I entered the jungle clearing and found, at the centre, six stones numbered 1, 2, 3, 4, 5, 6. My native guide demonstrated the ancient ritual which was enacted on that site.

First I had to arrange the stones in any order I wished, so I put them as 421365. I then noted the number on the first stone — all counting is from the left — is was 4, and so I picked up the fourth stone and placed it at the right hand end. I obtained 421653. Next, I looked at the second stone, a 2, and moved the second stone to the end, to give 416532. I repeated the procedure for the third stone to give 416532, and then for the fourth, fifth and sixth stones, to give successively, 416523. 465231, 652314. The final arrangement was called the result of the ritual.

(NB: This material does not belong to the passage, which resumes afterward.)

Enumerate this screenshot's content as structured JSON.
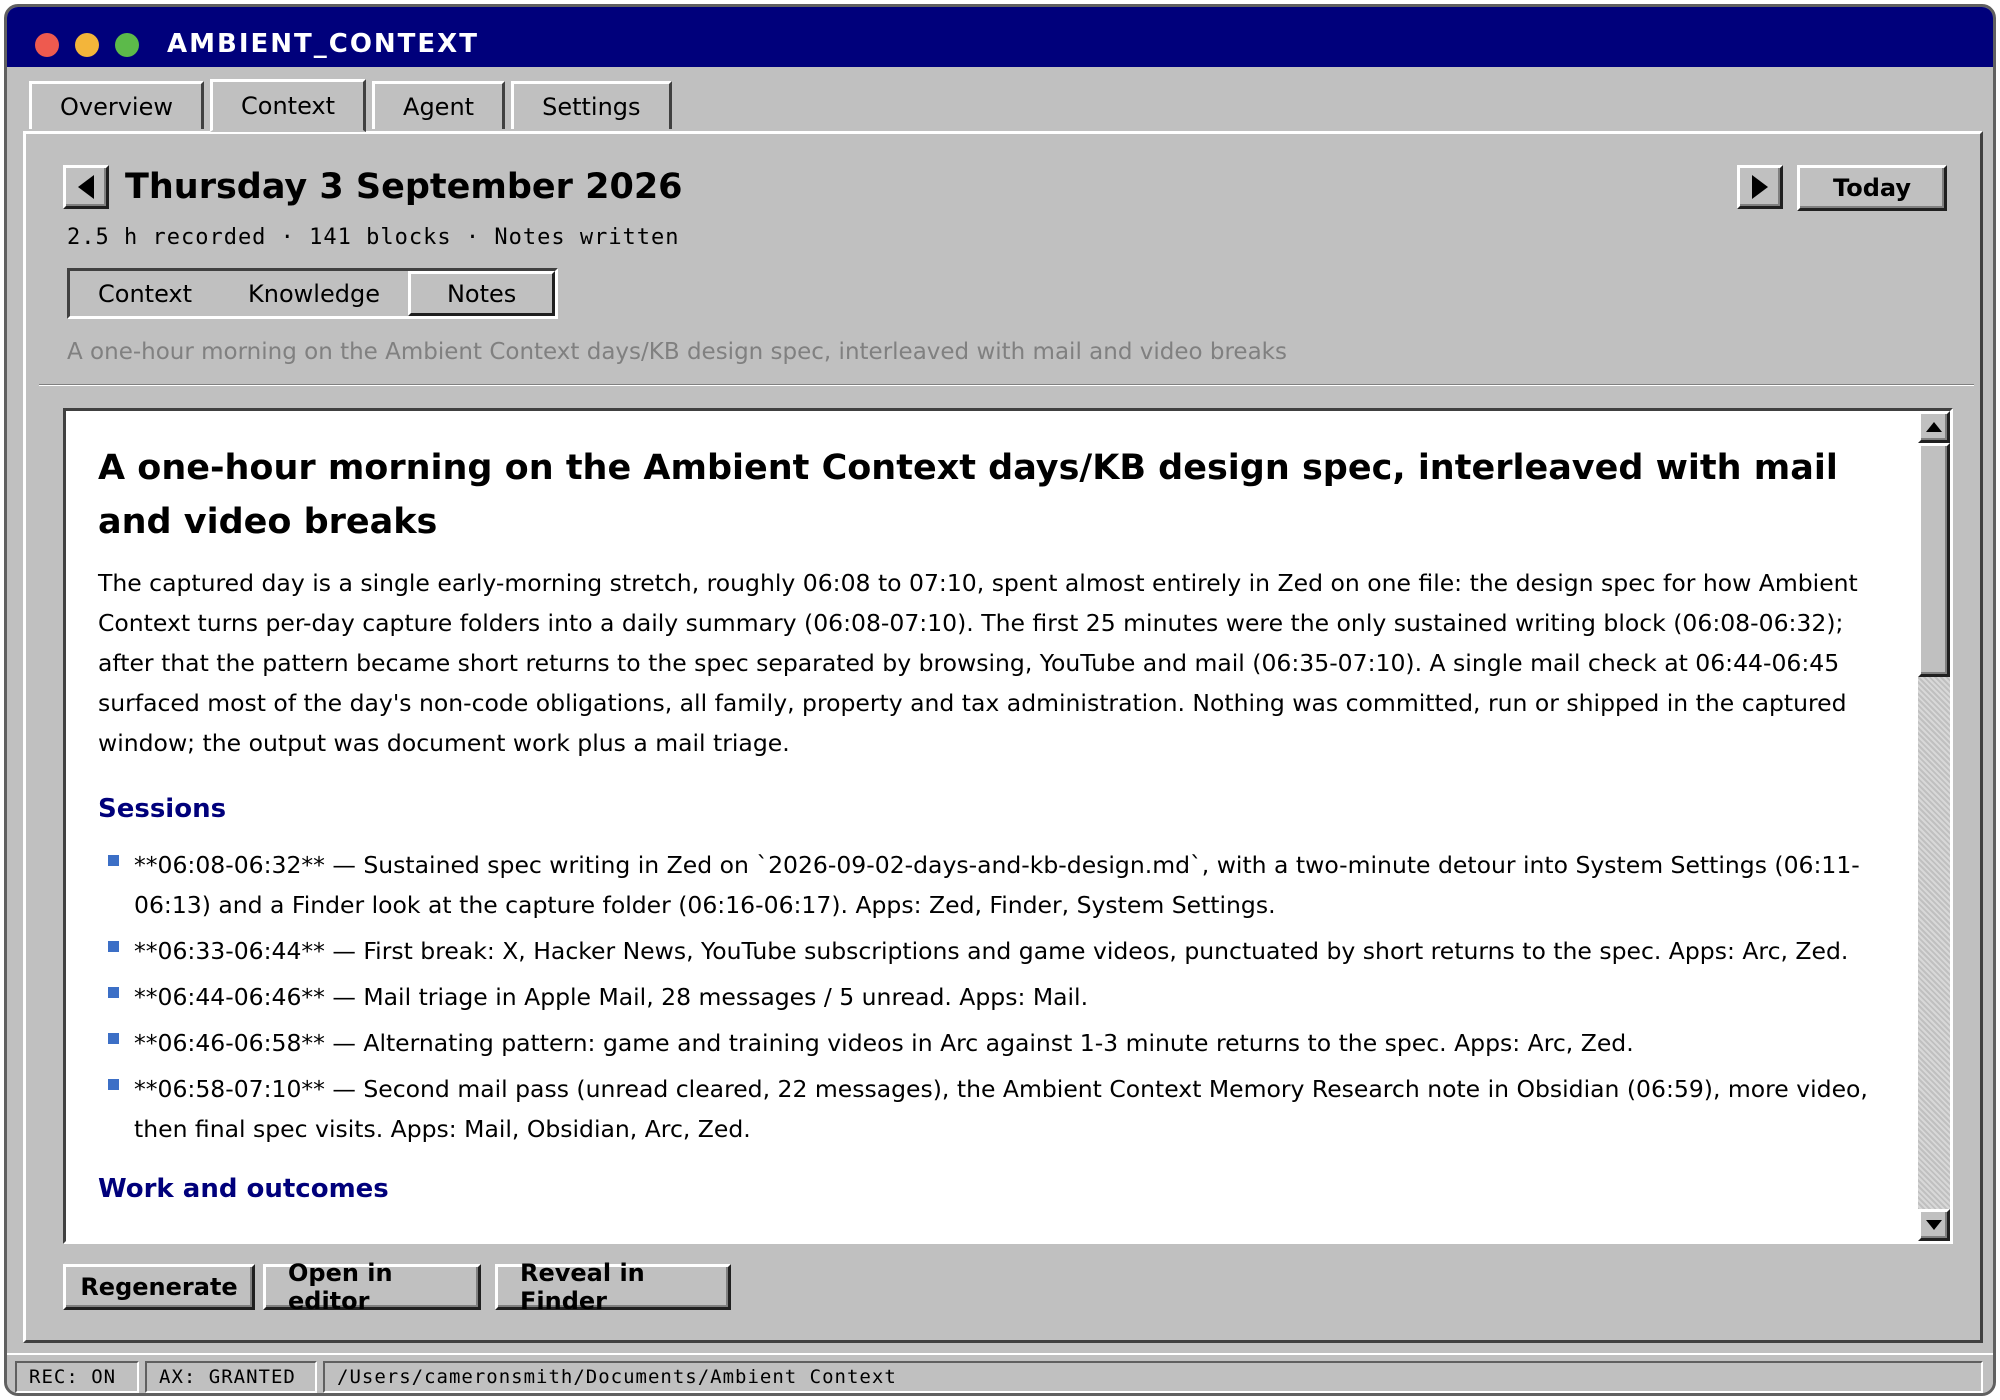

Just then the high priestess, Sarannah, entered. She arranged the stones in a certain order, carried out the ritual and obtained the result 314625. My guide explained that the arrangement Sarannah started with was the result of applying the ritual to a very special arrangement, which she could not tell me.

What was the arrangement that Sarannah started with?


Puzzle 69: Division: letters for digits

From New Scientist #1120, 14th September 1978 [link]

For some reason Uncle Bungle does not like divisors. This has been left out in the latest division sum which he has produced with letters substituted for digits. Here it is:

Find the divisor and all the digits of the sum.